Caural played a vital part in my music taste back in the early 2000s. When I revisited Mirrors for Eyes and just wanted to check out your Facebook page to see what were you up to nowadays, I noticed your page only had 337 likes. Social media plays such a massive part in promotion and I felt that number was just really irrelevant compared to what your music was worth. What are your thoughts on this like-madness?

“Likes” are absolutely irrelevant period, as should be participating in the necessary evil of social media itself. Facebook, Instagram, Twitter, and Soundcloud were in their infancy when I was really active as Caural; instead, it was MySpace, and I had my ego boost of thousands of “likes” or whatever mouse clicks were called back then.

I bowed out of music for the most part shortly after that and then never really bothered to re-engage with the contemporary platforms when I began to resuscitate Caural… In all honesty, it has only been very recently that I have begun to do either. I created my Caural Facebook page a couple of years ago but haven’t released anything new, nor have I toured, so really it is going to demand a lot of nostalgia and curiosity by listeners like you to find my lazily updated page! I would expect that to change as I share new music, but maintaining sanity requires you to dissociate popularity with any sort of objective worth: the majority of the time – with even a cursory glance at YouTube and without mentioning any names – you can see the opposite is true.

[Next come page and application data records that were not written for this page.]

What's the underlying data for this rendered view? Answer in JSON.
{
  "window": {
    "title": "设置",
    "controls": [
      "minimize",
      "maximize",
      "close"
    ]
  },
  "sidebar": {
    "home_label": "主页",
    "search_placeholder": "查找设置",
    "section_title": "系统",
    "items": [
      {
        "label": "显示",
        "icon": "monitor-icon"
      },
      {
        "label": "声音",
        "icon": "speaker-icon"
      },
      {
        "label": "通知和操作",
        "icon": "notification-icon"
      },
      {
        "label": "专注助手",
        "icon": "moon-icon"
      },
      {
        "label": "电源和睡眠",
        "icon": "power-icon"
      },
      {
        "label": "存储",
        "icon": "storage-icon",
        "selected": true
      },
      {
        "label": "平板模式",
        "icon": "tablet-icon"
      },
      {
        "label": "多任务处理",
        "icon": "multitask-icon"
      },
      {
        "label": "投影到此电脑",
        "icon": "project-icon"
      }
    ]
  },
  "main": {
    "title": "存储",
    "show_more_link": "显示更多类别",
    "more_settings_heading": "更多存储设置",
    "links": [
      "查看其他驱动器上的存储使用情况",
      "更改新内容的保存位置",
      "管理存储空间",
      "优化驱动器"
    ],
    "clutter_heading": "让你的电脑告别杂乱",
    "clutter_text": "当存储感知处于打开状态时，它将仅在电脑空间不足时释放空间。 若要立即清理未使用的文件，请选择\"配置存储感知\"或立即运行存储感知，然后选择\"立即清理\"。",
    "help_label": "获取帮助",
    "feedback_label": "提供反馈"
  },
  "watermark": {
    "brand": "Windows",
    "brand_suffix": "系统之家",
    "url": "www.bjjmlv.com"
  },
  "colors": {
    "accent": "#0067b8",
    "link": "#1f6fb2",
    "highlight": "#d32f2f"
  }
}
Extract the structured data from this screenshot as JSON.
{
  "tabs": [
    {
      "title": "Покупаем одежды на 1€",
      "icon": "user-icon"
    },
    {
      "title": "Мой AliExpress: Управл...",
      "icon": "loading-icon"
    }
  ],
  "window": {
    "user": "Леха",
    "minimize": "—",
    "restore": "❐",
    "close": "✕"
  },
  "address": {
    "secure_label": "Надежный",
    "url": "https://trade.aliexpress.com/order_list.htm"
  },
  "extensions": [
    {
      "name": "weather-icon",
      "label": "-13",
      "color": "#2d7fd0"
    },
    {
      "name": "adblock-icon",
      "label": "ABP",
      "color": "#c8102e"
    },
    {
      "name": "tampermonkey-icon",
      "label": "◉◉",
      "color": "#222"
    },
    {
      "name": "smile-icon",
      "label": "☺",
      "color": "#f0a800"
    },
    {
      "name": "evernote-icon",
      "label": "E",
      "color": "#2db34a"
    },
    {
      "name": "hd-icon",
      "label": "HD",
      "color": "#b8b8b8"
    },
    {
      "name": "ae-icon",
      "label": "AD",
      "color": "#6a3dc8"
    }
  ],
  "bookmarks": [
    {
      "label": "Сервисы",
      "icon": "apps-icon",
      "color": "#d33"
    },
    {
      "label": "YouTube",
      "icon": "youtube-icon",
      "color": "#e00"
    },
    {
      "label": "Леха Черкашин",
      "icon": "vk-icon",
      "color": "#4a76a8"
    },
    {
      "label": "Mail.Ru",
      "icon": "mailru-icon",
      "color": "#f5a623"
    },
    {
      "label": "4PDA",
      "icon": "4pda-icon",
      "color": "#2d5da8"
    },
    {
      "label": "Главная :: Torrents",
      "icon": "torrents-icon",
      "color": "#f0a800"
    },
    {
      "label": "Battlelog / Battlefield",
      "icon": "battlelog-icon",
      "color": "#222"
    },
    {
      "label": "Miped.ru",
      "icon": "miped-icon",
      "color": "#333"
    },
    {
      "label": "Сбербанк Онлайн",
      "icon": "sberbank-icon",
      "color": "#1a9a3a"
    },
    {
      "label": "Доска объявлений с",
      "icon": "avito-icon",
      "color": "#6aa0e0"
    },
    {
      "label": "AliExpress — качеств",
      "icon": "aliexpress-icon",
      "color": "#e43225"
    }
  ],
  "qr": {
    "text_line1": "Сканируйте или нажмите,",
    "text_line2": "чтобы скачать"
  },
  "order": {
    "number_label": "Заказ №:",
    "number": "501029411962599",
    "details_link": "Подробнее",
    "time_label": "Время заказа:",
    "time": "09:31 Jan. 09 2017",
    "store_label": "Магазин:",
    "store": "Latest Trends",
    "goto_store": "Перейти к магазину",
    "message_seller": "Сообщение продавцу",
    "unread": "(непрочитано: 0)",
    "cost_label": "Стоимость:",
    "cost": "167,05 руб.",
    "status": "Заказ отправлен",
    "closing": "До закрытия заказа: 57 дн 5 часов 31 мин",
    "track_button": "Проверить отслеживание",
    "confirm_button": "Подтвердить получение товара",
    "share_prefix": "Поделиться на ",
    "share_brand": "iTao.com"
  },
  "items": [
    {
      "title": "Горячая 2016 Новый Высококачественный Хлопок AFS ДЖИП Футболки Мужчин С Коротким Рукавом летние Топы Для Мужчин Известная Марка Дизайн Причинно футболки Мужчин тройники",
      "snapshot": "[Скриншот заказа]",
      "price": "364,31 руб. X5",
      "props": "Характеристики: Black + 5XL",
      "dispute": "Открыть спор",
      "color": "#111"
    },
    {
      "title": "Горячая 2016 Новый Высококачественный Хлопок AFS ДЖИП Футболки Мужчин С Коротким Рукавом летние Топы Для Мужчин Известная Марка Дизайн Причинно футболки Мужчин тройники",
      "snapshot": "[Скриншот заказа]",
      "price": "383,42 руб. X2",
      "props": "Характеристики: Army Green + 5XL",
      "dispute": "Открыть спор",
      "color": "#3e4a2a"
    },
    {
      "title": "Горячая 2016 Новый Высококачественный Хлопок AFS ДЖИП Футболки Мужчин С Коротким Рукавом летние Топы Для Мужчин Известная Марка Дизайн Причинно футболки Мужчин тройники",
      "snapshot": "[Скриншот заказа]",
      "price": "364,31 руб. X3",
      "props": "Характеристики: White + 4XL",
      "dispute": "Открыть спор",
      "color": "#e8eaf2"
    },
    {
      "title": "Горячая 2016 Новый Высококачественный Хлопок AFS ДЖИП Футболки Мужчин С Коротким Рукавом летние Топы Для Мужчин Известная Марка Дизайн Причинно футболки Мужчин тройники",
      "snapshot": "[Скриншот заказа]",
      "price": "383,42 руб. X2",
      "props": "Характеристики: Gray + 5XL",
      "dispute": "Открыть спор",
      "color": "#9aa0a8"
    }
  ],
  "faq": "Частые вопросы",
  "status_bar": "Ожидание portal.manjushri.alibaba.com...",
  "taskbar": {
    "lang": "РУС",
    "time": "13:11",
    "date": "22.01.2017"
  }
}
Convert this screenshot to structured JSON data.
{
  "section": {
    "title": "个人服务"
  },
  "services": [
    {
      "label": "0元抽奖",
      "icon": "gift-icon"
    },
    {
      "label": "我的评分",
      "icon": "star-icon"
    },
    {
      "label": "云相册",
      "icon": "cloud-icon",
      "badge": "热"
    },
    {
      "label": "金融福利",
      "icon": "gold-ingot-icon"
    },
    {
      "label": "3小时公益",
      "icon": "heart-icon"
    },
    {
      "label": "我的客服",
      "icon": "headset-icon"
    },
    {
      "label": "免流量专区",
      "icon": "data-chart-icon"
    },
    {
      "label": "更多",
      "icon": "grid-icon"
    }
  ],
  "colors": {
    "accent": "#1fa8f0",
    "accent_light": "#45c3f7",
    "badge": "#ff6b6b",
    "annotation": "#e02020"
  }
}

Swallowing a dash of healthy bitterness about the realities of our corporate and otherwise imploded industry, I have become comfortable defining success using different metrics. For me, it is about finding joy in manifesting creative works from my “origin”: the truest definition of being “original”. If what becomes of that labor of love resonates with someone else, it makes me grateful that others connected with me on my journey as an artist.


Photo: Shaun Roberts


What are you working on currently? Maybe it’s time for Caural to return?

I have been focused on film for the past year and am really learning a lot, but yes: returning to music is long overdue. While I am putting together another mixtape of sorts – this one collecting my remixes as Caural  – my first new music will be the soundtrack to the film I produced with my wife this year, “Word Is Bond”. She and I will be traveling quite a bit over the next couple of months but, this December, we are going to work on some new music together in addition to the soundtrack. I had her sing on a cover of a New Order tune I did as Boy King Islands when we were living in the Bay Area (“The Him”, released by The Blog That Celebrates Itself), and I want to revisit that sort of stripped down setup with guitar, voice and field recordings. Since we’ll be taking a little hiatus up north, I think the silence will give us an inspiring palette. Outside noises aside, my head has been exploding with ideas, so 2018 promises to be a shift back into sound for me – as Caural.

You made an absolutely fantastic guest mix for us. How did you pick the tracks?

Well first of all, thank you! Um, songs and their textures just started to emerge from my collection – not in order of their final appearance or even as stand-alone compositions I wanted to keep intact – just as colors that fit a certain undefinable aesthetic to me. If I am picking records to play out, it’s the same process, but the wonderful thing about making a mix digitally is that I am able to make entirely new songs out of the building blocks in some cases, especially since I really deconstructed most of the source material.

To be honest though, much of what I chose is by people who stand out to me as having carved out their own sound. That is the highest hope you can have as an artist, so the compliments are really due to the 45 folks that inspired this hour of music.














Your email address will not be published. Required fields are marked *